We hold that shoe in our hand, Southerner. Let us see it straight, and look at the blood on it. Let us compare it with the unworthy speeches of Southern public men who have traduced the Negro; match it with the spectacle of shrilling children whose parents and teachers turned them free to spit epithets at small huddles of Negro school children for a week before this Sunday in Birmingham; hold up the shoe and look beyond it to the state house in Montgomery where the official attitudes of Alabama have been spoken in heat and anger.

Let us not lay the blame on some brutal fool who didn’t know any better.

We know better. We created the day. We bear the judgment. May God have mercy on the poor South that has so been led. May what has happened hasten the day when the good South, which does live and has great being, will rise to this challenge of racial understanding and common humanity, and in the full power of its unasserted courage, assert itself.

The Sunday school play at Birmingham is ended. With a weeping Negro mother, we stand in the bitter smoke and hold a shoe. If our South is ever to be what we wish it to be, we will plant a flower of nobler resolve for the South now upon these four small graves that we dug.

Platforms and presentations

What are your favorite non-print presentations of stories? I’m partial to reading something on paper, but most of the things I most want to read are only available to me digitally. There are some slick things out there, but sometimes it feels like the flashy presentation gets in the way of the story.

I really enjoyed the Tampa Bay Times’ comic book treatment of The Incredible Adventures of Chuck, the Carpenter. (Written by Caitlin Johnston, illustrated by Cameron Cottril)

The New York Times is doing great work, at Upshot in particular, in building interactive pieces built on data. It’s not traditional story-telling, but it ends up presenting something tailored to an individual reader. This piece was really fun to play with, comparing how different counties stack up. As was this one, that allowed people to see how their perception of the link between income and college stacked up against reality.

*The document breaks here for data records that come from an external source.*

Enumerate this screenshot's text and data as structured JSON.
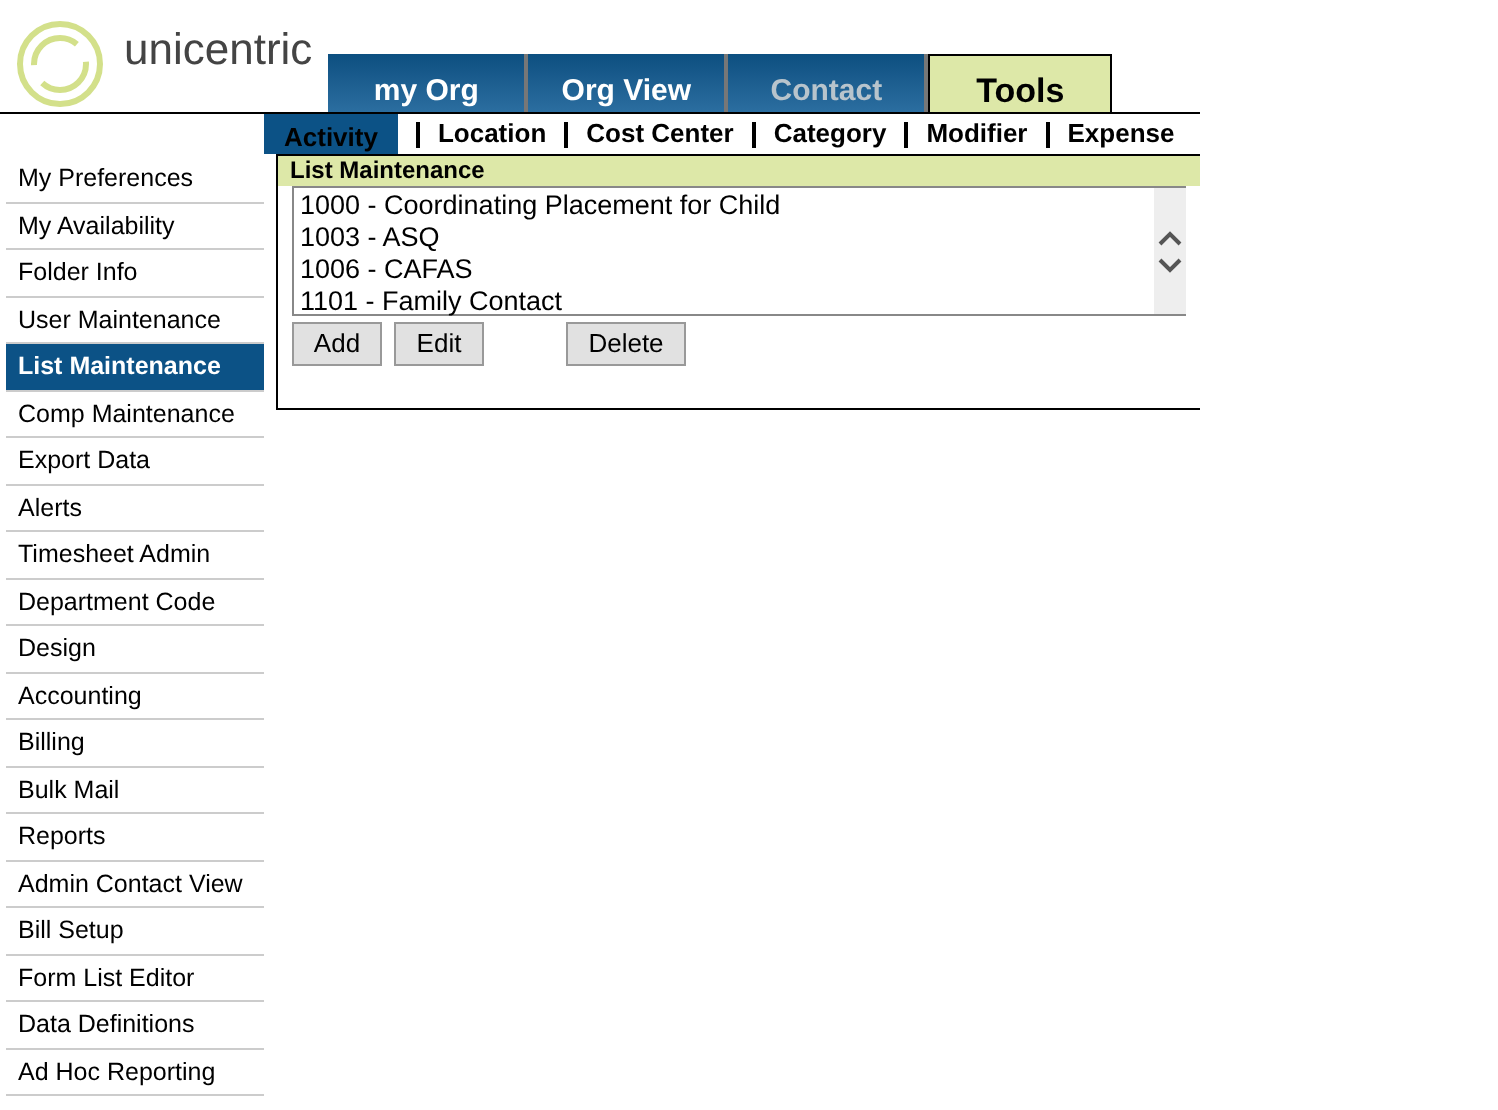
{
  "logo": {
    "text": "unicentric"
  },
  "tabs": [
    {
      "label": "my Org",
      "selected": false,
      "disabled": false
    },
    {
      "label": "Org View",
      "selected": false,
      "disabled": false
    },
    {
      "label": "Contact",
      "selected": false,
      "disabled": true
    },
    {
      "label": "Tools",
      "selected": true,
      "disabled": false
    }
  ],
  "subnav": [
    {
      "label": "Activity",
      "selected": true
    },
    {
      "label": "Location",
      "selected": false
    },
    {
      "label": "Cost Center",
      "selected": false
    },
    {
      "label": "Category",
      "selected": false
    },
    {
      "label": "Modifier",
      "selected": false
    },
    {
      "label": "Expense",
      "selected": false
    }
  ],
  "sidebar": {
    "items": [
      {
        "label": "My Preferences",
        "selected": false
      },
      {
        "label": "My Availability",
        "selected": false
      },
      {
        "label": "Folder Info",
        "selected": false
      },
      {
        "label": "User Maintenance",
        "selected": false
      },
      {
        "label": "List Maintenance",
        "selected": true
      },
      {
        "label": "Comp Maintenance",
        "selected": false
      },
      {
        "label": "Export Data",
        "selected": false
      },
      {
        "label": "Alerts",
        "selected": false
      },
      {
        "label": "Timesheet Admin",
        "selected": false
      },
      {
        "label": "Department Code",
        "selected": false
      },
      {
        "label": "Design",
        "selected": false
      },
      {
        "label": "Accounting",
        "selected": false
      },
      {
        "label": "Billing",
        "selected": false
      },
      {
        "label": "Bulk Mail",
        "selected": false
      },
      {
        "label": "Reports",
        "selected": false
      },
      {
        "label": "Admin Contact View",
        "selected": false
      },
      {
        "label": "Bill Setup",
        "selected": false
      },
      {
        "label": "Form List Editor",
        "selected": false
      },
      {
        "label": "Data Definitions",
        "selected": false
      },
      {
        "label": "Ad Hoc Reporting",
        "selected": false
      }
    ]
  },
  "panel": {
    "title": "List Maintenance",
    "items": [
      "1000 - Coordinating Placement for Child",
      "1003 - ASQ",
      "1006 - CAFAS",
      "1101 - Family Contact"
    ],
    "buttons": [
      "Add",
      "Edit",
      "Delete"
    ]
  }
}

I’m fascinated with Fold. I played with it earlier this year, to build a digital history of the Mark Jensen case, which has played out in the courts over the past 18 years. The format let me pull in things that could never really have fit in our print product (or on our website, without being incredibly clunky).

Anybody have other links to share?

‘Always A Rotten Apple’

Thomas Lake: BB King always slept with the light on, even as an old man, because he’d never shaken his fear of the dark. One summer night when he was a boy, a tornado howled across the Delta and deposited small fish in the cotton fields and left him in his mother’s arms in a cabin without a roof.

This Friday, with another storm drenching Mississippi, King lay in his coffin between two of his guitars. The lights were on and his eyes were closed as admirers walked past for a final glimpse. Nearby, in an auxiliary building at the BB King Museum and Delta Interpretive Center, board member Allan Hammons was telling a story. He’d been with King at a funeral a few years earlier, and he said King had told him: “I want you to pay special attention to the lyrics of the lead song on my new album.”